|The technology must be able to retract at that speed range; there will be a lot of external equipment moving in that process, so that speed is a hard requirement. The 45 seconds is the required time in between full event cycles. With the existing non-adjustable shock absorber, you are correct in assuming it stays fixed for a period of time between the retract and the next event. In practice, the retracting of the shock absorber is often a little slower than 5 ft/s, and it goes back into place over a few additional seconds. If it took up the full 45 seconds to retract, however, that would not be acceptable; any adjustable shock absorber must be able to withstand a 5 ft/s retract.
|1) Can any more information be provided about the location and end use of this shock absorber?
2) Can the shock absorber make use of external electrical input power? If so, what is the available voltage and current?
3) Can the shock absorber make use of external hydraulic input power? If so, what is the available pressure and flow?
4) Can the shock absorber make use of external pneumatic input power? If so, what is the available pressure and flow?
|1) For the purpose of Phase 1, the exact application is not relevant. As stated, it will need to satisfy all standard mil-specs, as listed in the SBIR call: "The shock absorber shall satisfy all requirements in the military standards for vibration (MIL-STD-167-1A [Type 1]), shock (MIL-DTL-901E [Grade A]), electromagnetic interference (MIL-STD-461G), and environmental factors (MIL-STD-810H)." The ultimate goal is for this to replace an existing non-adjustable cable shock absorber that currently is in use inside of a ship.
2) The specifics of this are not relevant until Phase II. But in a general sense, if a technology needs access to ship power, that will be available in the space. 120V AC is widespread, and should not be a problem if modest amperage is required. If necessary, 440V power is available, but challenges may come up and allocation may need to be implemented if large amperages are required.
3) There are no hydraulic power lines proximate to the desired application.
4) There are sources of pneumatic air up to 5,000 psi onboard the ship, but I cannot answer definitively if it will be available at the location and in what pressures and volumes. An electrically powered self-contained device will, in general, be easier to integrate onto the ship. It is safe to assume that air will be locally available in sufficient enough volumes to store in an accumulator or operate control valves.

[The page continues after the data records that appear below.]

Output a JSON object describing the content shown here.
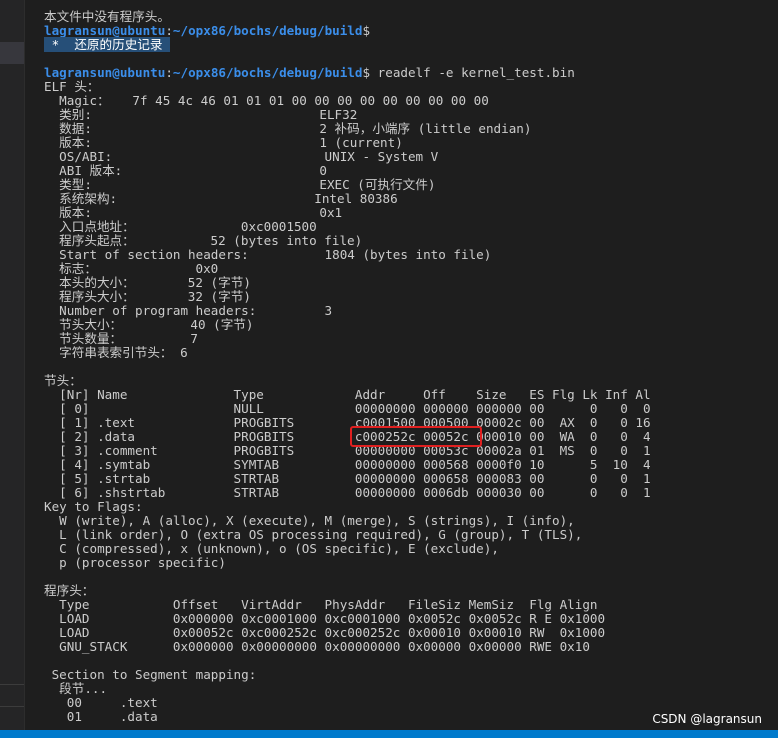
{
  "terminal": {
    "prior_output": "本文件中没有程序头。",
    "prompt1": {
      "user": "lagransun@ubuntu",
      "sep": ":",
      "path": "~/opx86/bochs/debug/build",
      "dollar": "$"
    },
    "history_marker": {
      "star": " * ",
      "text": " 还原的历史记录 "
    },
    "prompt2": {
      "user": "lagransun@ubuntu",
      "sep": ":",
      "path": "~/opx86/bochs/debug/build",
      "dollar": "$",
      "command": " readelf -e kernel_test.bin"
    },
    "elf_header": [
      "ELF 头：",
      "  Magic：   7f 45 4c 46 01 01 01 00 00 00 00 00 00 00 00 00",
      "  类别:                              ELF32",
      "  数据:                              2 补码，小端序 (little endian)",
      "  版本:                              1 (current)",
      "  OS/ABI:                            UNIX - System V",
      "  ABI 版本:                          0",
      "  类型:                              EXEC (可执行文件)",
      "  系统架构:                          Intel 80386",
      "  版本:                              0x1",
      "  入口点地址：              0xc0001500",
      "  程序头起点：          52 (bytes into file)",
      "  Start of section headers:          1804 (bytes into file)",
      "  标志：             0x0",
      "  本头的大小：       52 (字节)",
      "  程序头大小：       32 (字节)",
      "  Number of program headers:         3",
      "  节头大小：         40 (字节)",
      "  节头数量：         7",
      "  字符串表索引节头： 6"
    ],
    "section_headers_title": "节头：",
    "section_rows": [
      "  [Nr] Name              Type            Addr     Off    Size   ES Flg Lk Inf Al",
      "  [ 0]                   NULL            00000000 000000 000000 00      0   0  0",
      "  [ 1] .text             PROGBITS        c0001500 000500 00002c 00  AX  0   0 16",
      "  [ 2] .data             PROGBITS        c000252c 00052c 000010 00  WA  0   0  4",
      "  [ 3] .comment          PROGBITS        00000000 00053c 00002a 01  MS  0   0  1",
      "  [ 4] .symtab           SYMTAB          00000000 000568 0000f0 10      5  10  4",
      "  [ 5] .strtab           STRTAB          00000000 000658 000083 00      0   0  1",
      "  [ 6] .shstrtab         STRTAB          00000000 0006db 000030 00      0   0  1"
    ],
    "key_to_flags": [
      "Key to Flags:",
      "  W (write), A (alloc), X (execute), M (merge), S (strings), I (info),",
      "  L (link order), O (extra OS processing required), G (group), T (TLS),",
      "  C (compressed), x (unknown), o (OS specific), E (exclude),",
      "  p (processor specific)"
    ],
    "program_headers_title": "程序头：",
    "program_rows": [
      "  Type           Offset   VirtAddr   PhysAddr   FileSiz MemSiz  Flg Align",
      "  LOAD           0x000000 0xc0001000 0xc0001000 0x0052c 0x0052c R E 0x1000",
      "  LOAD           0x00052c 0xc000252c 0xc000252c 0x00010 0x00010 RW  0x1000",
      "  GNU_STACK      0x000000 0x00000000 0x00000000 0x00000 0x00000 RWE 0x10"
    ],
    "segment_mapping": [
      " Section to Segment mapping:",
      "  段节...",
      "   00     .text",
      "   01     .data"
    ]
  },
  "watermark": "CSDN @lagransun",
  "colors": {
    "background": "#1e1e1e",
    "prompt": "#3b8eea",
    "highlight": "#264f78",
    "annotation": "#e02020",
    "status_bar": "#007acc"
  }
}
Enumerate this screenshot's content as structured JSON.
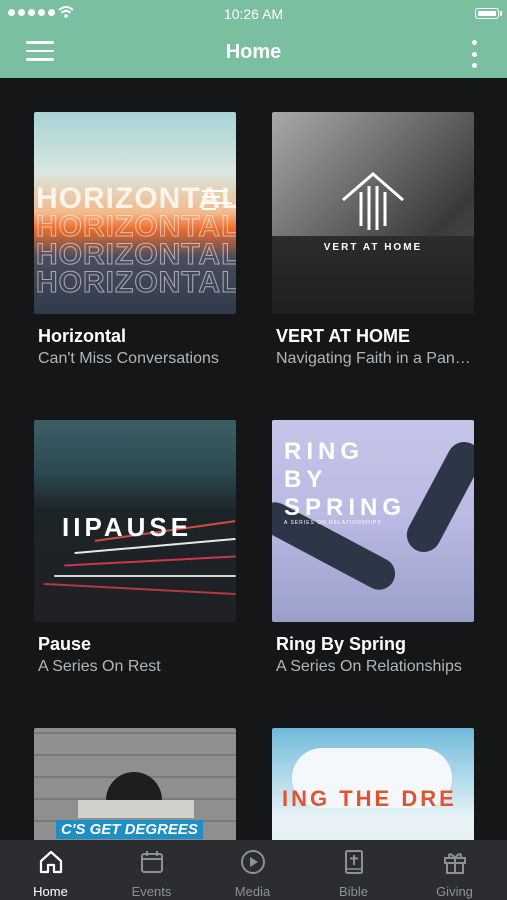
{
  "status": {
    "time": "10:26 AM"
  },
  "app_bar": {
    "title": "Home"
  },
  "series": [
    {
      "title": "Horizontal",
      "subtitle": "Can't Miss Conversations",
      "art_text": "HORIZONTAL"
    },
    {
      "title": "VERT AT HOME",
      "subtitle": "Navigating Faith in a Pandemic",
      "art_text": "VERT AT HOME"
    },
    {
      "title": "Pause",
      "subtitle": "A Series On Rest",
      "art_text": "IIPAUSE"
    },
    {
      "title": "Ring By Spring",
      "subtitle": "A Series On Relationships",
      "art_text": [
        "RING",
        "BY",
        "SPRING"
      ],
      "art_small": "A SERIES ON RELATIONSHIPS"
    },
    {
      "title": "",
      "subtitle": "",
      "art_text": "C'S GET DEGREES"
    },
    {
      "title": "",
      "subtitle": "",
      "art_text": "ING THE DRE"
    }
  ],
  "tabs": [
    {
      "label": "Home",
      "icon": "home-icon",
      "active": true
    },
    {
      "label": "Events",
      "icon": "calendar-icon",
      "active": false
    },
    {
      "label": "Media",
      "icon": "play-circle-icon",
      "active": false
    },
    {
      "label": "Bible",
      "icon": "bible-icon",
      "active": false
    },
    {
      "label": "Giving",
      "icon": "gift-icon",
      "active": false
    }
  ],
  "colors": {
    "accent": "#7bbfa1",
    "background": "#141618",
    "tabbar": "#2b2d30",
    "subtitle": "#b3b6b8"
  }
}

|Requirement #13 "adjustable by adjusting the rate of stroke/energy absorption for low, medium, and high energy events" :